> **DATA TO PROCESS**
=== Begin Enclosure ===

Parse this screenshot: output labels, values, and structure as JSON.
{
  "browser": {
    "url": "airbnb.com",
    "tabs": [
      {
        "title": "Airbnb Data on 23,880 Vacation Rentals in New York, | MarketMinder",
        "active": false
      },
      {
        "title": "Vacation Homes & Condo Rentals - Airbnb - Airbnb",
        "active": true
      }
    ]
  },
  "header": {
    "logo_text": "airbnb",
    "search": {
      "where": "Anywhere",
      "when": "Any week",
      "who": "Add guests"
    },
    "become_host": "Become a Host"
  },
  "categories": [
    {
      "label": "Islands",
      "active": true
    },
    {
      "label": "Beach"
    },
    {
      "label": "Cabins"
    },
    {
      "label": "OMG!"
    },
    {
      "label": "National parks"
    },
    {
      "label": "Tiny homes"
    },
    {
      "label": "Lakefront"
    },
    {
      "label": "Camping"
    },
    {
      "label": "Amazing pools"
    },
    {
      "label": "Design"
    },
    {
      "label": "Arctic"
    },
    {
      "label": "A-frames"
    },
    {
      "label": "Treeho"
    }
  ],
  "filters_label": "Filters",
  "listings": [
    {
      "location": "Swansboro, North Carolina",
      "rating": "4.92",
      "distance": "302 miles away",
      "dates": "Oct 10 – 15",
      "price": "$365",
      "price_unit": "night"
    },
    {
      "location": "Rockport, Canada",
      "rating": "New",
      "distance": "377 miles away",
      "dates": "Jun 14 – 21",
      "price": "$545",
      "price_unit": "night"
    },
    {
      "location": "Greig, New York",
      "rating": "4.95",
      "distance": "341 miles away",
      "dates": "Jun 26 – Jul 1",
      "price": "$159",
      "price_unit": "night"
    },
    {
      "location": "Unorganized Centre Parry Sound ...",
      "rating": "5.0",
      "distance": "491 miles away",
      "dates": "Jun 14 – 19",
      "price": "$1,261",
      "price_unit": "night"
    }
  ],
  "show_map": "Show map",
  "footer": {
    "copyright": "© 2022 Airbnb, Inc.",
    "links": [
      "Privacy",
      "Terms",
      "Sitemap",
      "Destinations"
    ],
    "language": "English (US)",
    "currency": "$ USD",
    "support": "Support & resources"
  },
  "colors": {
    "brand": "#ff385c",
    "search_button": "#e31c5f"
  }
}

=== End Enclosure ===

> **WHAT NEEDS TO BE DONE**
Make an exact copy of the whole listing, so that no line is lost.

> **REPLY**
Parse this screenshot: output labels, values, and structure as JSON.
{
  "browser": {
    "url": "airbnb.com",
    "tabs": [
      {
        "title": "Airbnb Data on 23,880 Vacation Rentals in New York, | MarketMinder",
        "active": false
      },
      {
        "title": "Vacation Homes & Condo Rentals - Airbnb - Airbnb",
        "active": true
      }
    ]
  },
  "header": {
    "logo_text": "airbnb",
    "search": {
      "where": "Anywhere",
      "when": "Any week",
      "who": "Add guests"
    },
    "become_host": "Become a Host"
  },
  "categories": [
    {
      "label": "Islands",
      "active": true
    },
    {
      "label": "Beach"
    },
    {
      "label": "Cabins"
    },
    {
      "label": "OMG!"
    },
    {
      "label": "National parks"
    },
    {
      "label": "Tiny homes"
    },
    {
      "label": "Lakefront"
    },
    {
      "label": "Camping"
    },
    {
      "label": "Amazing pools"
    },
    {
      "label": "Design"
    },
    {
      "label": "Arctic"
    },
    {
      "label": "A-frames"
    },
    {
      "label": "Treeho"
    }
  ],
  "filters_label": "Filters",
  "listings": [
    {
      "location": "Swansboro, North Carolina",
      "rating": "4.92",
      "distance": "302 miles away",
      "dates": "Oct 10 – 15",
      "price": "$365",
      "price_unit": "night"
    },
    {
      "location": "Rockport, Canada",
      "rating": "New",
      "distance": "377 miles away",
      "dates": "Jun 14 – 21",
      "price": "$545",
      "price_unit": "night"
    },
    {
      "location": "Greig, New York",
      "rating": "4.95",
      "distance": "341 miles away",
      "dates": "Jun 26 – Jul 1",
      "price": "$159",
      "price_unit": "night"
    },
    {
      "location": "Unorganized Centre Parry Sound ...",
      "rating": "5.0",
      "distance": "491 miles away",
      "dates": "Jun 14 – 19",
      "price": "$1,261",
      "price_unit": "night"
    }
  ],
  "show_map": "Show map",
  "footer": {
    "copyright": "© 2022 Airbnb, Inc.",
    "links": [
      "Privacy",
      "Terms",
      "Sitemap",
      "Destinations"
    ],
    "language": "English (US)",
    "currency": "$ USD",
    "support": "Support & resources"
  },
  "colors": {
    "brand": "#ff385c",
    "search_button": "#e31c5f"
  }
}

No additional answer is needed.